Henrik Kragh Sørensen

Henrik Kragh Sørensen (*1973) holds a MSc in mathematics and computer science (1998, Aarhus University) and a PhD in the history and philosophy of mathematics (2022, AU). He has held postdoc positions at in Utrecht (NL), Kristiansand (NO) and at AU, and a position as Associate Professor at AU (2008-2016). Since 2016, he has been Professor of History and Philosophy of Mathematics and Computer Science at the University of Copenhagen. He has been invited to numerous international workshops and to extended research visits in Norway and Australia.

In 2009, Henrik was awarded the Montucla Prize from the International Commission on the History of Mathematics; he has been elected Senior Fellow of DMRCP (Diversity of Mathematical Research Cultures and Practices); PI of an international network for History and Philosophy of Computer Science funded by the Independent Research Fund Denmark; and he has served as vice-president and president of the Danish Society for History of Science.

For the last 15 years, he has been a central contributor to the emerging field of philosophy of mathematical practice, especially the computerization of mathematics, the relation between the empirical and the formal sciences, and collaboration in the formal sciences. He is an international pioneer in applying data science and digital humanities to the study of mathematical and scientific practice, and he currently directs a research group devoted to Digital Humanities for Philosophy of Mathematical Practice at UCPH, hosting international researchers, teaching at PhD courses, and supervising student projects.
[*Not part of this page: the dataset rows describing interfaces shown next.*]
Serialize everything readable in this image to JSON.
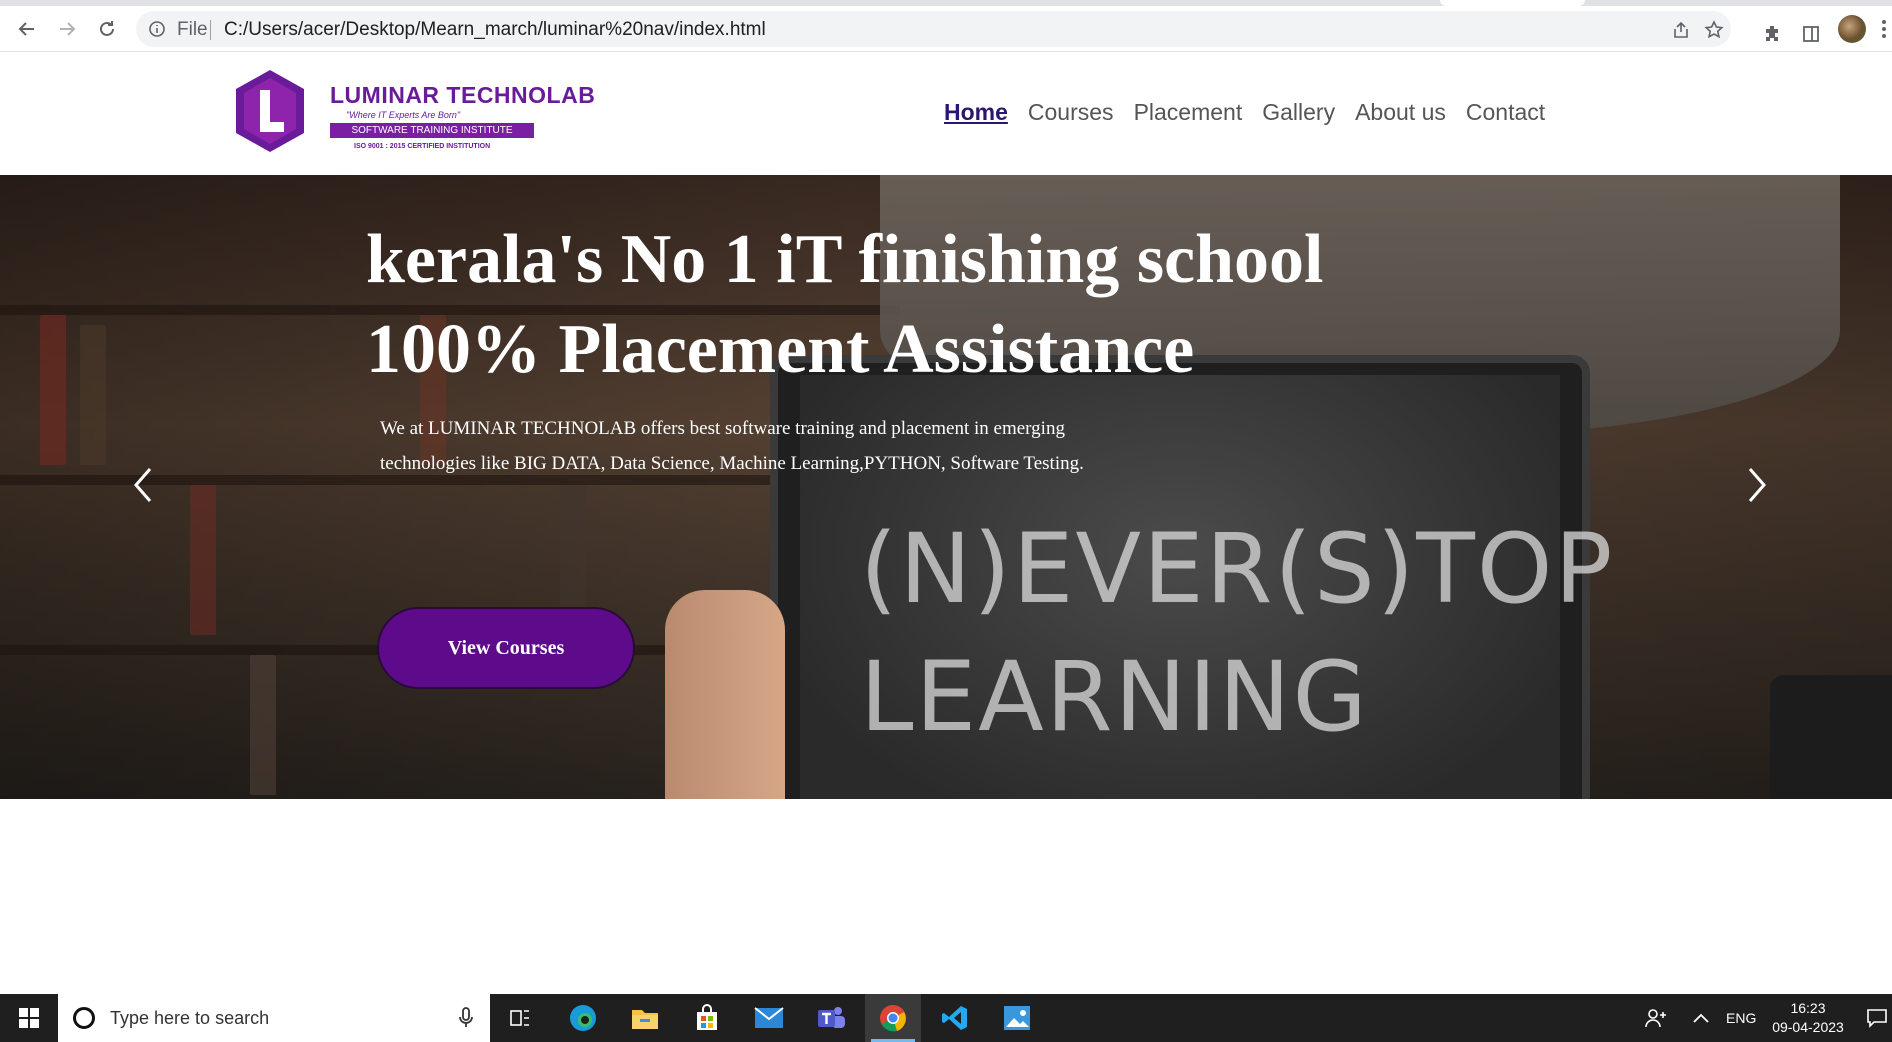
{
  "browser": {
    "back_label": "Back",
    "forward_label": "Forward",
    "reload_label": "Reload",
    "scheme_label": "File",
    "url": "C:/Users/acer/Desktop/Mearn_march/luminar%20nav/index.html"
  },
  "site": {
    "logo": {
      "name": "LUMINAR TECHNOLAB",
      "tagline": "\"Where IT Experts Are Born\"",
      "bar_text": "SOFTWARE TRAINING INSTITUTE",
      "iso_text": "ISO 9001 : 2015 CERTIFIED INSTITUTION",
      "brand_color": "#6a1b9a"
    },
    "nav": {
      "items": [
        {
          "label": "Home",
          "active": true
        },
        {
          "label": "Courses",
          "active": false
        },
        {
          "label": "Placement",
          "active": false
        },
        {
          "label": "Gallery",
          "active": false
        },
        {
          "label": "About us",
          "active": false
        },
        {
          "label": "Contact",
          "active": false
        }
      ]
    },
    "hero": {
      "title_line1": "kerala's No 1 iT finishing school",
      "title_line2": "100% Placement Assistance",
      "description": "We at LUMINAR TECHNOLAB offers best software training and placement in emerging technologies like BIG DATA, Data Science, Machine Learning,PYTHON, Software Testing.",
      "cta_label": "View Courses",
      "cta_color": "#5e0b8b",
      "image_text": "(N)EVER(S)TOP\nLEARNING"
    }
  },
  "taskbar": {
    "search_placeholder": "Type here to search",
    "language": "ENG",
    "time": "16:23",
    "date": "09-04-2023",
    "apps": [
      "task-view",
      "edge",
      "file-explorer",
      "microsoft-store",
      "mail",
      "teams",
      "chrome",
      "vscode",
      "photos"
    ]
  }
}
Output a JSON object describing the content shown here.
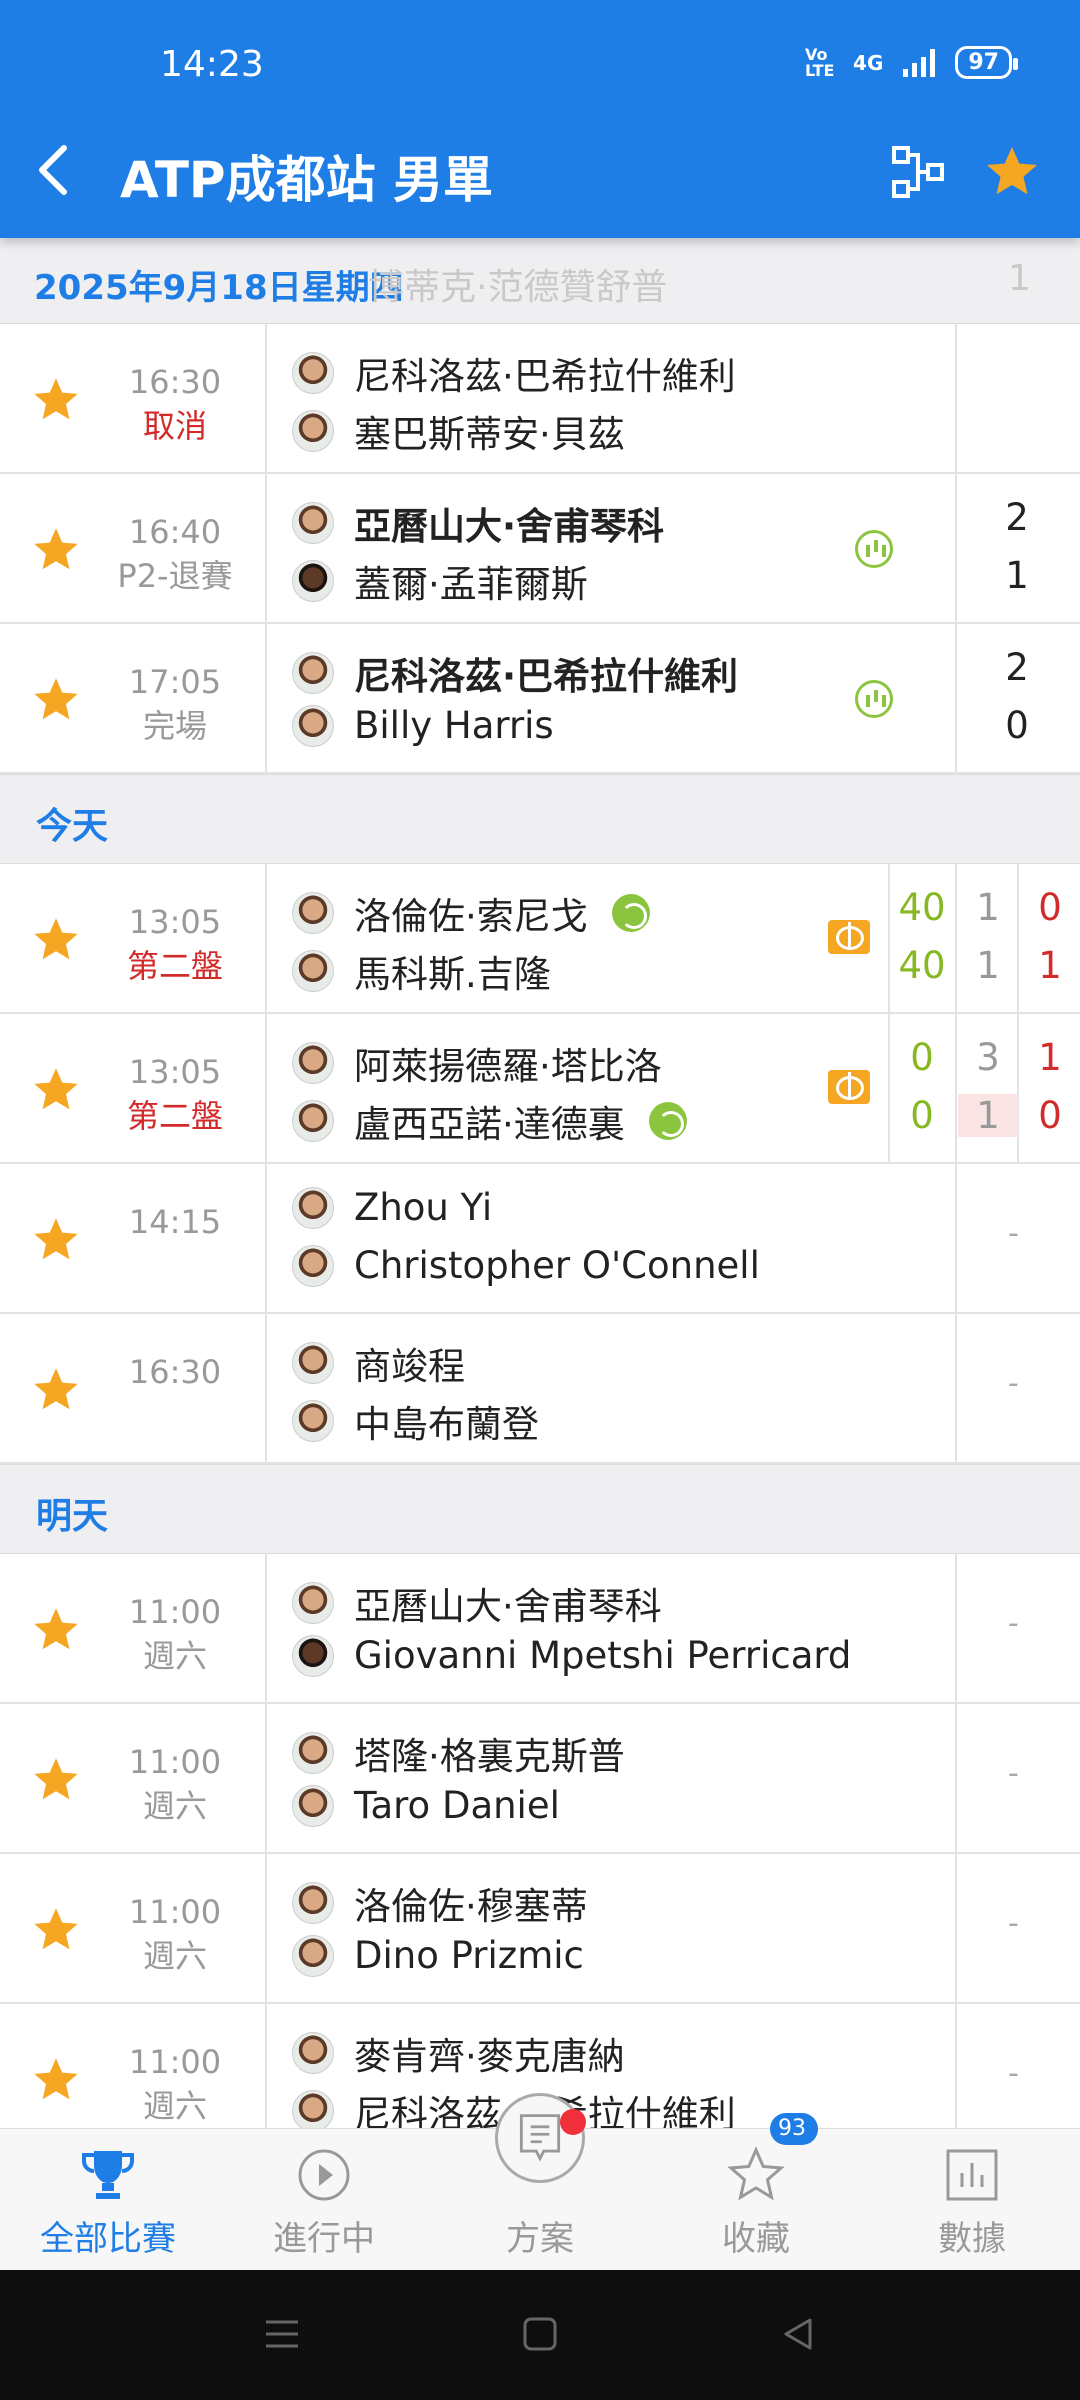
{
  "status_bar": {
    "time": "14:23",
    "network": "4G",
    "volte": "Vo LTE",
    "battery": "97"
  },
  "header": {
    "title": "ATP成都站 男單"
  },
  "list": {
    "partial_row_text": "博蒂克·范德贊舒普",
    "partial_row_score": "1",
    "date_header": "2025年9月18日星期四",
    "groups": [
      {
        "label": "",
        "matches": [
          {
            "time": "16:30",
            "status": "取消",
            "status_color": "red",
            "p1": "尼科洛茲·巴希拉什維利",
            "p2": "塞巴斯蒂安·貝茲"
          },
          {
            "time": "16:40",
            "status": "P2-退賽",
            "status_color": "grey",
            "p1": "亞曆山大·舍甫琴科",
            "p2": "蓋爾·孟菲爾斯",
            "s1": "2",
            "s2": "1"
          },
          {
            "time": "17:05",
            "status": "完場",
            "status_color": "grey",
            "p1": "尼科洛茲·巴希拉什維利",
            "p2": "Billy Harris",
            "s1": "2",
            "s2": "0"
          }
        ]
      },
      {
        "label": "今天",
        "matches": [
          {
            "time": "13:05",
            "status": "第二盤",
            "p1": "洛倫佐·索尼戈",
            "p2": "馬科斯.吉隆",
            "pts1": "40",
            "pts2": "40",
            "g1a": "1",
            "g1b": "1",
            "g2a": "0",
            "g2b": "1"
          },
          {
            "time": "13:05",
            "status": "第二盤",
            "p1": "阿萊揚德羅·塔比洛",
            "p2": "盧西亞諾·達德裏",
            "pts1": "0",
            "pts2": "0",
            "g1a": "3",
            "g1b": "1",
            "g2a": "1",
            "g2b": "0"
          },
          {
            "time": "14:15",
            "p1": "Zhou Yi",
            "p2": "Christopher O'Connell",
            "score": "-"
          },
          {
            "time": "16:30",
            "p1": "商竣程",
            "p2": "中島布蘭登",
            "score": "-"
          }
        ]
      },
      {
        "label": "明天",
        "matches": [
          {
            "time": "11:00",
            "day": "週六",
            "p1": "亞曆山大·舍甫琴科",
            "p2": "Giovanni Mpetshi Perricard",
            "score": "-"
          },
          {
            "time": "11:00",
            "day": "週六",
            "p1": "塔隆·格裏克斯普",
            "p2": "Taro Daniel",
            "score": "-"
          },
          {
            "time": "11:00",
            "day": "週六",
            "p1": "洛倫佐·穆塞蒂",
            "p2": "Dino Prizmic",
            "score": "-"
          },
          {
            "time": "11:00",
            "day": "週六",
            "p1": "麥肯齊·麥克唐納",
            "p2": "尼科洛茲·巴希拉什維利",
            "score": "-"
          }
        ]
      }
    ]
  },
  "bottom_nav": {
    "items": [
      {
        "label": "全部比賽",
        "icon": "trophy-icon"
      },
      {
        "label": "進行中",
        "icon": "play-icon"
      },
      {
        "label": "方案",
        "icon": "plan-icon"
      },
      {
        "label": "收藏",
        "icon": "star-icon",
        "badge": "93"
      },
      {
        "label": "數據",
        "icon": "chart-icon"
      }
    ]
  },
  "colors": {
    "primary": "#1e7ee6",
    "star": "#f5a623",
    "green": "#86b822",
    "red": "#d32a2a"
  }
}
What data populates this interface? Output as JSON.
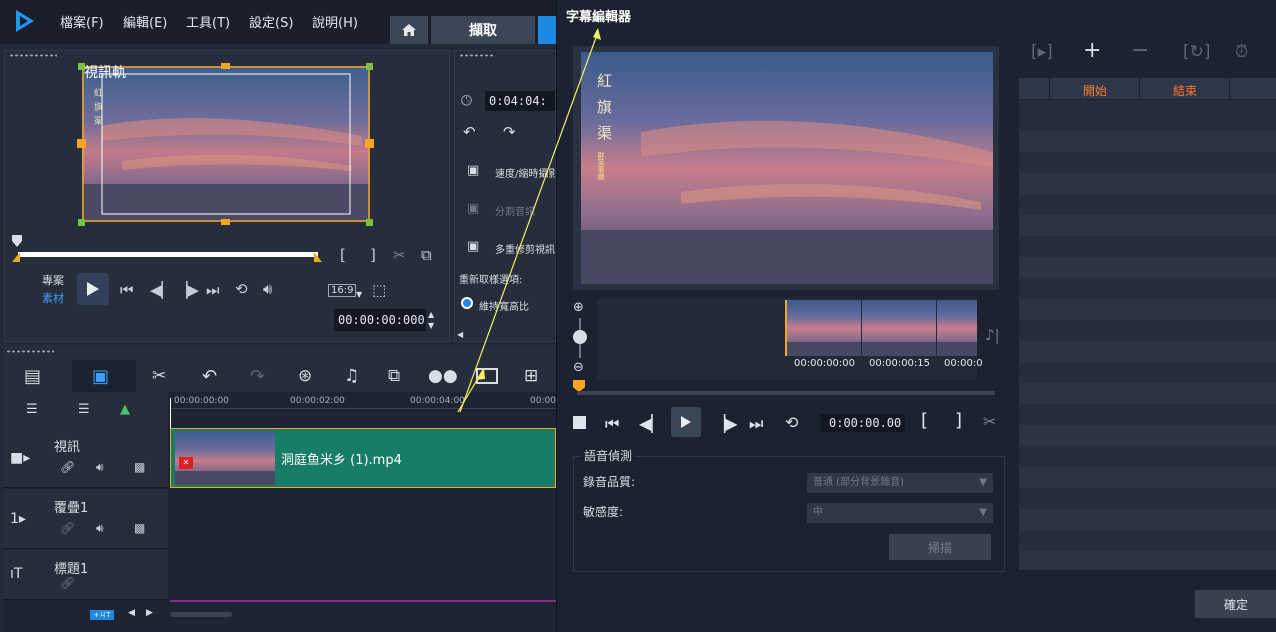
{
  "menu": {
    "items": [
      "檔案(F)",
      "編輯(E)",
      "工具(T)",
      "設定(S)",
      "說明(H)"
    ],
    "capture_tab": "擷取"
  },
  "preview": {
    "track_label": "視訊軌",
    "project_label": "專案",
    "clip_label": "素材",
    "aspect": "16:9",
    "timecode": "00:00:00:000",
    "mark_in": "[",
    "mark_out": "]"
  },
  "options_panel": {
    "duration": "0:04:04:",
    "speed_label": "速度/縮時攝影",
    "split_audio_label": "分割音訊",
    "multi_trim_label": "多重修剪視訊",
    "resample_label": "重新取樣選項:",
    "keep_aspect_label": "維持寬高比"
  },
  "timeline": {
    "ruler": [
      "00:00:00:00",
      "00:00:02:00",
      "00:00:04:00",
      "00:00:"
    ],
    "tracks": [
      {
        "name": "視訊",
        "icon": "video-track-icon"
      },
      {
        "name": "覆疊1",
        "icon": "overlay-track-icon"
      },
      {
        "name": "標題1",
        "icon": "title-track-icon"
      }
    ],
    "clip_name": "洞庭鱼米乡 (1).mp4",
    "clip_color": "#177c68",
    "add_track_label": "+ㄐT"
  },
  "dialog": {
    "title": "字幕編輯器",
    "thumb_times": [
      "00:00:00:00",
      "00:00:00:15",
      "00:00:0"
    ],
    "timecode": "0:00:00.00",
    "mark_in": "[",
    "mark_out": "]",
    "speech": {
      "legend": "語音偵測",
      "quality_label": "錄音品質:",
      "quality_value": "普通 (部分背景雜音)",
      "sensitivity_label": "敏感度:",
      "sensitivity_value": "中",
      "scan_label": "掃描"
    },
    "columns": [
      "開始",
      "結束"
    ],
    "ok_label": "確定"
  },
  "video_text": {
    "title_chars": [
      "紅",
      "旗",
      "渠"
    ],
    "subtitle": "群英事蹟"
  },
  "colors": {
    "accent_orange": "#ff7a2a",
    "accent_blue": "#1e88e5",
    "clip_teal": "#177c68",
    "annotation_yellow": "#f4f060"
  }
}
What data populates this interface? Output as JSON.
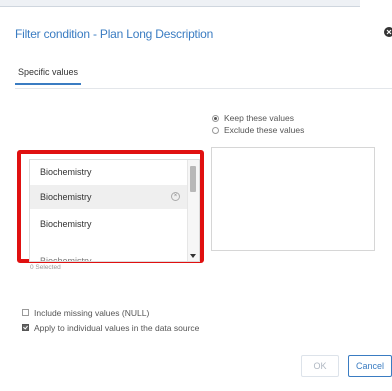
{
  "dialog": {
    "title": "Filter condition - Plan Long Description",
    "close_icon": "close-icon"
  },
  "tabs": [
    {
      "label": "Specific values",
      "active": true
    }
  ],
  "mode_options": {
    "keep_label": "Keep these values",
    "exclude_label": "Exclude these values",
    "selected": "keep"
  },
  "values_list": {
    "items": [
      {
        "label": "Biochemistry"
      },
      {
        "label": "Biochemistry"
      },
      {
        "label": "Biochemistry"
      },
      {
        "label": "Biochemistry"
      }
    ],
    "selected_count_text": "0 Selected"
  },
  "options": {
    "include_missing_label": "Include missing values (NULL)",
    "include_missing_checked": false,
    "apply_individual_label": "Apply to individual values in the data source",
    "apply_individual_checked": true
  },
  "footer": {
    "ok_label": "OK",
    "cancel_label": "Cancel"
  },
  "colors": {
    "accent": "#3a7cc2",
    "highlight_border": "#e01010"
  }
}
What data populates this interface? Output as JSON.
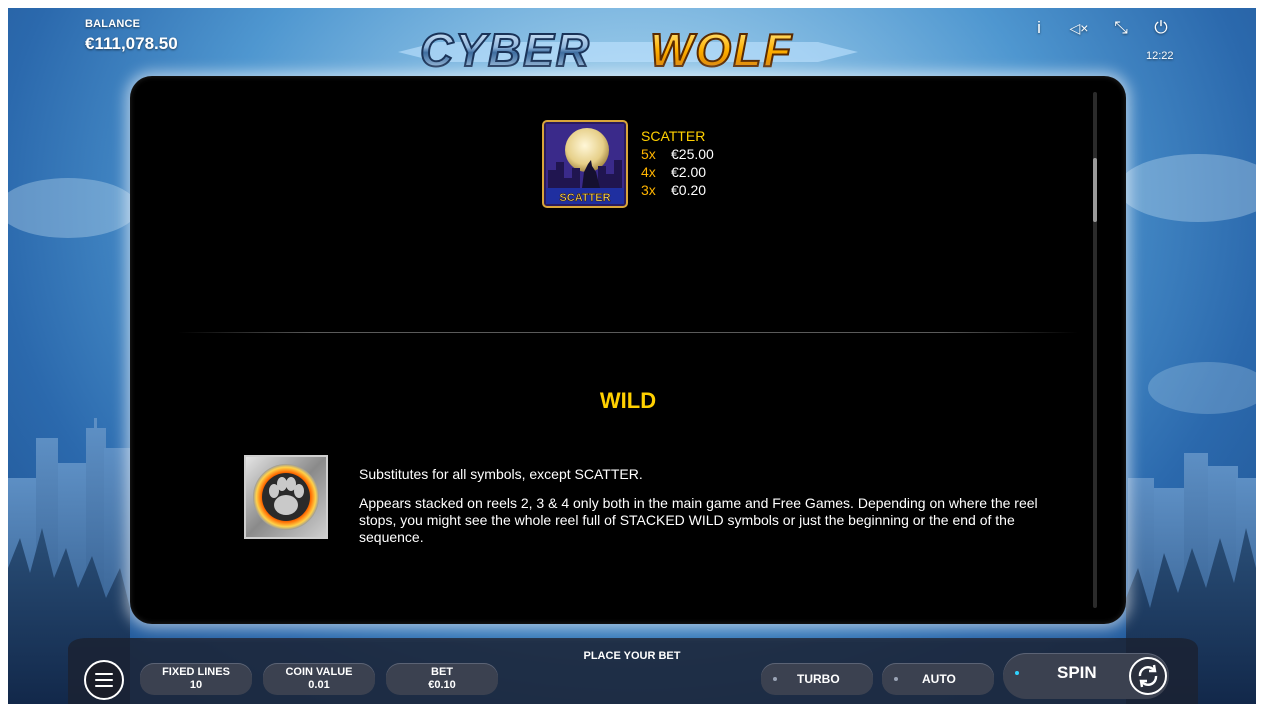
{
  "header": {
    "balance_label": "BALANCE",
    "balance_value": "€111,078.50",
    "logo_part1": "CYBER",
    "logo_part2": "WOLF",
    "time": "12:22",
    "icons": [
      "info-icon",
      "sound-muted-icon",
      "fullscreen-exit-icon",
      "power-icon"
    ],
    "info_glyph": "i",
    "mute_glyph": "◁×",
    "fullscreen_glyph": "⤡",
    "power_glyph": "⏻"
  },
  "paytable": {
    "scatter": {
      "symbol_label": "SCATTER",
      "name": "SCATTER",
      "payouts": [
        {
          "mult": "5x",
          "value": "€25.00"
        },
        {
          "mult": "4x",
          "value": "€2.00"
        },
        {
          "mult": "3x",
          "value": "€0.20"
        }
      ]
    },
    "wild": {
      "title": "WILD",
      "paragraph1": "Substitutes for all symbols, except SCATTER.",
      "paragraph2": "Appears stacked on reels 2, 3 & 4 only both in the main game and Free Games. Depending on where the reel stops, you might see the whole reel full of STACKED WILD symbols or just the beginning or the end of the sequence."
    }
  },
  "controls": {
    "place_bet": "PLACE YOUR BET",
    "fixed_lines_label": "FIXED LINES",
    "fixed_lines_value": "10",
    "coin_value_label": "COIN VALUE",
    "coin_value_value": "0.01",
    "bet_label": "BET",
    "bet_value": "€0.10",
    "turbo_label": "TURBO",
    "auto_label": "AUTO",
    "spin_label": "SPIN"
  },
  "colors": {
    "accent_gold": "#ffd000",
    "multiplier_orange": "#ffb400",
    "panel_bg": "#000000",
    "button_bg": "#3b4150",
    "spin_dot": "#2fd3ff"
  }
}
In my research project (lab) we use digital methods based on big data and machine learning to facilitate philosophical analyses of research practice, mainly with the field of philosophy of mathematical practice (PMP).

Matematikhistorie i små bidder

On the blog https://matematikhistorie.wordpress.com, I post about teaching history of mathematics using primary sources. The materials are primarily aimed at Danish upper-secondary teaching.


I supervise BSc- and MSc- projects within history and philosophy of mathematical and computer scinece (incl. machine learning).


I teach courses in philosophy of computer science and machine learning (block 4), philosophy of computer science & economics (block 3), and advanced philosophy of mathematics (block 5). Sometimes I also get to teach a course on history of computer science (block 2).


I regularly give presentations for upper-secondary school teachers, and for the lay public on a variety of topics from my fields.